§ About this task
Your task is to find every line of the listing that includes "name" and copy it.
BEGIN
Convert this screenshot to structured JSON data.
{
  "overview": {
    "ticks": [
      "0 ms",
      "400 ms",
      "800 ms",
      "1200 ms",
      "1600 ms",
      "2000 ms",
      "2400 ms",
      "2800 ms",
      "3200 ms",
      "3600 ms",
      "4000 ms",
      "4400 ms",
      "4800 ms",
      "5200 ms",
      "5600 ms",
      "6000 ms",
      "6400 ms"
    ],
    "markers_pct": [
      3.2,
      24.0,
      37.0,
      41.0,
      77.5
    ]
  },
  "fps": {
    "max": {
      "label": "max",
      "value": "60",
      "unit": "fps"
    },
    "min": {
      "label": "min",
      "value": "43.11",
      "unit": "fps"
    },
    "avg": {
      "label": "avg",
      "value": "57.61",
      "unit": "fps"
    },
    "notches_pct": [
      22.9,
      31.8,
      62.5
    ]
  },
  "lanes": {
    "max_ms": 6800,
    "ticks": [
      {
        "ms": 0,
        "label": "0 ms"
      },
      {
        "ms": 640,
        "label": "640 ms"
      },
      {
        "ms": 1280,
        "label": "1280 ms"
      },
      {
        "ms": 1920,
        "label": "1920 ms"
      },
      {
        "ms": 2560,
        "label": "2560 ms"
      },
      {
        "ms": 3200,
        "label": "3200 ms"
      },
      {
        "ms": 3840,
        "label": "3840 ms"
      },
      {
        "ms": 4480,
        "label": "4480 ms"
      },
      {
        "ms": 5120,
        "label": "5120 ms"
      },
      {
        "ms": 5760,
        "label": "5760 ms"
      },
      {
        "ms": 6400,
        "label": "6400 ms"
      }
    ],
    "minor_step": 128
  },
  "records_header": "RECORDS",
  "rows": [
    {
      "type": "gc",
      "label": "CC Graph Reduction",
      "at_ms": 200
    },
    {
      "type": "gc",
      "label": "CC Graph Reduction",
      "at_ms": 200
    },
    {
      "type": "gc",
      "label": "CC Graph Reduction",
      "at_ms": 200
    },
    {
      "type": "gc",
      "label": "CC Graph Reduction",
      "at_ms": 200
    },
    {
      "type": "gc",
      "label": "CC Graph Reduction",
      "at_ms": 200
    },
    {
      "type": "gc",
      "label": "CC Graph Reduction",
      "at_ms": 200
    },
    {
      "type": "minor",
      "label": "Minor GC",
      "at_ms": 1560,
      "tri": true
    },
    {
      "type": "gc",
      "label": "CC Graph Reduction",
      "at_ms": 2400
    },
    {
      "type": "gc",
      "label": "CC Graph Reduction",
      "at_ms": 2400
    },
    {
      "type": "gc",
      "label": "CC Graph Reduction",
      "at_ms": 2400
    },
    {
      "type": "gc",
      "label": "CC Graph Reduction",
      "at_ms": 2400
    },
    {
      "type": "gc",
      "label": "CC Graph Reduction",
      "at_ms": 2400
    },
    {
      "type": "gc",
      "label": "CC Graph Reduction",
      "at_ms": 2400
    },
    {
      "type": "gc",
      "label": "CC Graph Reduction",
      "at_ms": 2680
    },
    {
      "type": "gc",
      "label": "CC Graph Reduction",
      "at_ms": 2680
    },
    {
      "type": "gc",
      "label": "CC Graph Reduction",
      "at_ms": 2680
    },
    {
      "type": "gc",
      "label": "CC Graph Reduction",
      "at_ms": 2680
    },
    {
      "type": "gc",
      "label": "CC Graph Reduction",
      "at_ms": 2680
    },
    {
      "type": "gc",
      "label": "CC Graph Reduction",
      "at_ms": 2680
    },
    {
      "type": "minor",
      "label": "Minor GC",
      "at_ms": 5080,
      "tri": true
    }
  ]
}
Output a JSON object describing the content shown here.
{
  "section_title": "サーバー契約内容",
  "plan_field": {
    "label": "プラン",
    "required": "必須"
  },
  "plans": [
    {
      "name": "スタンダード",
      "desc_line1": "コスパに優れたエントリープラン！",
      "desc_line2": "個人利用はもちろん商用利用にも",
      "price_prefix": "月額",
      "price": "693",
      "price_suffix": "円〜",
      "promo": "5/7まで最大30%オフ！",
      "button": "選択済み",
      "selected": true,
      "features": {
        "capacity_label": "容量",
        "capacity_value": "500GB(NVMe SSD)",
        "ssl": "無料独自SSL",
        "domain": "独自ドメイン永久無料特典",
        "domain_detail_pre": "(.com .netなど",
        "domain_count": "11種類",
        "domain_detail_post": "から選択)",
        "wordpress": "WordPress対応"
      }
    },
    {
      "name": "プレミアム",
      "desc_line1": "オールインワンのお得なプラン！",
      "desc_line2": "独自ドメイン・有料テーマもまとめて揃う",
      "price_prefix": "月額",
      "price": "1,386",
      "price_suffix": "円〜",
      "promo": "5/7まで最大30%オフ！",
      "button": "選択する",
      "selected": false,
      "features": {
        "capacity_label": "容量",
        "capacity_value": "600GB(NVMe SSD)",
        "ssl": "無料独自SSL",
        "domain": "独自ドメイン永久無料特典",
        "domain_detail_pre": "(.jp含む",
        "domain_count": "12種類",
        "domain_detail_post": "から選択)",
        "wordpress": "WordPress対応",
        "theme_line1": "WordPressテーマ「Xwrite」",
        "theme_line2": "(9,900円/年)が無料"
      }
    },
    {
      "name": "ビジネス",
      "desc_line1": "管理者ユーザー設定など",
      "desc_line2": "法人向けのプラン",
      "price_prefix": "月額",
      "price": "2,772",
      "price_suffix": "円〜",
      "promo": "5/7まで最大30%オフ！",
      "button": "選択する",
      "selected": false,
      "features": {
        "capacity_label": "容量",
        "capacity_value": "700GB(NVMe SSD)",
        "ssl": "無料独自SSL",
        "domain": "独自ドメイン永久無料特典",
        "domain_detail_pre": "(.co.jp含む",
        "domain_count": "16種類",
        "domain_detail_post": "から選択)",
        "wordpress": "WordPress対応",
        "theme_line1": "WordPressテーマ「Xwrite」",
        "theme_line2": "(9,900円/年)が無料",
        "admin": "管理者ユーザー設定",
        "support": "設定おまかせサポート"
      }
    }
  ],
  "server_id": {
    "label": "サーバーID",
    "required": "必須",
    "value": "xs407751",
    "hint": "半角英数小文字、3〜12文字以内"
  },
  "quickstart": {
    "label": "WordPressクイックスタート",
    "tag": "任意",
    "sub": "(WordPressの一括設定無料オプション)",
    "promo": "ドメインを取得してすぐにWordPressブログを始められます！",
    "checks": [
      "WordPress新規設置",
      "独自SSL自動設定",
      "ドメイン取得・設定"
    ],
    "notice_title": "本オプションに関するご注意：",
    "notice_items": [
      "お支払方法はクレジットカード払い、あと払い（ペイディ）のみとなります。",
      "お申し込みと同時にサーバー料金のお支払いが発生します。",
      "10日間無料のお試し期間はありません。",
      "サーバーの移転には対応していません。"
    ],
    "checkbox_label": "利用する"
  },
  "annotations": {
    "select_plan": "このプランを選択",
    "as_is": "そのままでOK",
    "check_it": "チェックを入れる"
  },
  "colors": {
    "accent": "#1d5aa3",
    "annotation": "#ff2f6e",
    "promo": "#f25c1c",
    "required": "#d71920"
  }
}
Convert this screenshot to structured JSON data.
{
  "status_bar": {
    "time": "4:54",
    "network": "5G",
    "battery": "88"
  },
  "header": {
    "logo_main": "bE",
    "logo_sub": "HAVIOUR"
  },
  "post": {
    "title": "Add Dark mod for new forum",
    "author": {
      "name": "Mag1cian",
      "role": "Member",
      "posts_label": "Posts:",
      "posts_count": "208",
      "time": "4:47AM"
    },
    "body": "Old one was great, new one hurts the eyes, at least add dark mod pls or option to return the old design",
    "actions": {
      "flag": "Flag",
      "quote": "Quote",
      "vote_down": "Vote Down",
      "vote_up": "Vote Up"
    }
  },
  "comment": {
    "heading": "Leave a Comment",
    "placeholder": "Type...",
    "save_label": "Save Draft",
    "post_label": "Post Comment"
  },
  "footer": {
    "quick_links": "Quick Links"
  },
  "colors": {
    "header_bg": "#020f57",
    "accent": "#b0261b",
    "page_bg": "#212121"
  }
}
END
§ Solution to the exercise
      "name": "スタンダード",
      "name": "プレミアム",
      "name": "ビジネス",
      "name": "Mag1cian",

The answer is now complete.